You probably already know that low testosterone can affect a man's fertility, energy and sex drive, but did you know that testosterone impacts everything from facial hair to bone and muscle mass to mood, cardiac health and blood cell counts?
That's why it's important to get checked if you think you might have a testosterone deficiency. Luckily there are easy warning signs to look for and treatment options available.
How is testosterone produced?
Testosterone is a major sex hormone found in people of all genders. In those born with a penis, testosterone is produced by the testes; in those born with a vagina, testosterone is produced by the ovaries. The adrenal glands of all people also contribute to testosterone production.
What does testosterone do?
Most people's testosterone blood levels are relatively stable through infancy, toddlerhood and childhood. At puberty, as the body matures and the pituitary gland sends hormonal signals to the rest of the body, testosterone levels will rise — especially in boys. At this time, the following events start:
- Growth of facial and body hair
- Enlargement of genitals
- Deepening of the voice
- Experience of erections and ejaculation
- Increase in height and weight
In adolescence and adulthood, testosterone also affects sexual health and fertility, skeletal and muscle development, cardiac function and more.
What are the symptoms of low testosterone?
Men with low testosterone may first notice a dip in their libido, or sex drive, and/or symptoms of erectile dysfunction,¹
but there can be other subtle signs.
These symptoms may include:²³
- Hair loss, aka pattern baldness
- Irritability, depression and other mood changes
- Memory and concentration issues
- Loss of muscle strength
- Increased body fat
- Medications, including opioid narcotics, drugs used to treat prostate cancer, steroids and more
- Medical conditions, including liver cirrhosis, kidney failure, HIV and severe hypothyroidism
- Injury or infection of the testes
- Alcohol abuse
- Obstructive sleep apnea
- Obesity, sedentary lifestyle and depression
- High levels of estrogen or prolactin
What are the long-term effects of low testosterone?
If low testosterone is left untreated, it can have a number of negative long-term impacts on men. Some of these negative effects can include:
There is a direct link between testosterone and heart health. Blood vessels and heart cells both have receptor sites for testosterone; the hormone is thought to help widen blood vessels. There is also evidence that low testosterone may contribute to cholesterol blockages.⁷
Loss of bone density
Osteoporosis can occur in men with low testosterone. The hormone loss accelerates bone turnover, making bones brittle and more prone to fracture.⁸ With proper diagnosis and treatment, which may include testosterone replacement therapy, the effects of osteoporosis can be slowed.⁹
Loss of muscle mass
Muscle mass naturally declines with age, but more severe muscle atrophy is typically caused by an injury or a condition such as a hormonal imbalance.¹⁰ ¹¹
What are the symptoms of high testosterone?
Clinically high testosterone in men is uncommon. When it does occur, it usually has a known cause, such as excessive use of anabolic steroids or testosterone supplements.

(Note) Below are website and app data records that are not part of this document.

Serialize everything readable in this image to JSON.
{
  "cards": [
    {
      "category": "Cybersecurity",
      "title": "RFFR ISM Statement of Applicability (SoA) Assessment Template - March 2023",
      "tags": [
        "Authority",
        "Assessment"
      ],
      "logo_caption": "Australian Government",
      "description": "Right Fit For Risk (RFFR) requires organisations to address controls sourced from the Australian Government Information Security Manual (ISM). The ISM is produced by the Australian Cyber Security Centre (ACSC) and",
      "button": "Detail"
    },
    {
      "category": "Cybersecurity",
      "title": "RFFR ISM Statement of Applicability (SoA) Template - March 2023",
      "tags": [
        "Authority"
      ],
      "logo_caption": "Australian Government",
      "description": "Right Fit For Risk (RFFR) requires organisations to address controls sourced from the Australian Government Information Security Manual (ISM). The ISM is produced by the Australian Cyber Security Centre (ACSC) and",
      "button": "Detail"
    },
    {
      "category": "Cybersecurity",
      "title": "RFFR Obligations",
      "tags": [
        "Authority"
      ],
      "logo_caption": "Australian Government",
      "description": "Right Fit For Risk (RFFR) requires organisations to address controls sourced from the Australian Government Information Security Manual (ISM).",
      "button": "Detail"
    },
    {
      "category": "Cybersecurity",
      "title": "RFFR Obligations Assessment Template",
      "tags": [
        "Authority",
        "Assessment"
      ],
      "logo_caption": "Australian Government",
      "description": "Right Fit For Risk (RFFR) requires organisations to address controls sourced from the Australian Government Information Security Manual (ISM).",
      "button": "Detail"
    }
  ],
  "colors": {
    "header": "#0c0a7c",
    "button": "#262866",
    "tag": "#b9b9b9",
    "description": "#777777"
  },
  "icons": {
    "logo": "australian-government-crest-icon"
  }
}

Symptoms can include:¹²
- Mood swings, including potentially aggressive or risky behavior
- Prostate enlargement and difficulty peeing
- Shrunken testicles
- Swollen hands and feet
- Weight gain
- High blood pressure
What are the long-term effects of high testosterone?
There's a complicated relationship between this essential hormone and prostate cancer¹³—in careful doses, it can be used as therapy, but according to research published by Johns Hopkins Medicine, most researchers view it as “fuel for prostate cancer.”¹⁴ Too much testosterone is also associated with liver disease, cardiac damage and low sperm count.¹⁵
How are testosterone levels tested?
Your testosterone levels can be tested with a blood draw at your doctor's office, a lab or with an at-home testing kit. Whether you leave the house or not, total blood testosterone is the most common test, and is considered normal when level falls between 240 and 950 nanograms per deciliter (ng/dL).
How are testosterone imbalances treated?
If your test results indicate abnormal levels, don't panic — there are treatments available:
Testosterone replacement therapy (TRT)
This is the most common option for low testosterone and typically involves supplementing with testosterone injections, skin patches, oral medications or topical gels.
TRT increases the risk of blood clots, stroke and heart attack and can include side effects such as acne and sleep apnea¹⁶ — your healthcare professional can help assess if this testosterone treatment is right for you.
Medications to suppress testosterone levels
This treatment is designed to bring your hormone levels to a normal range and will vary depending on the cause of the abnormal test results.
Your healthcare professional may also tweak other medications you're taking or recommend lifestyle changes. A medical professional can help to determine the best course of action depending on your particular hormonal imbalance and risk factors.
Testosterone is a hormone present in people of all genders and is particularly important to men's sexual health and development. Too much or too little testosterone can cause health issues. Testosterone levels naturally wane with age, with implications for sexual health, cardiac wellness, bone density, mood and muscle mass. Testosterone imbalances are easy to test and simple to treat. Talk to your healthcare professional if you have symptoms.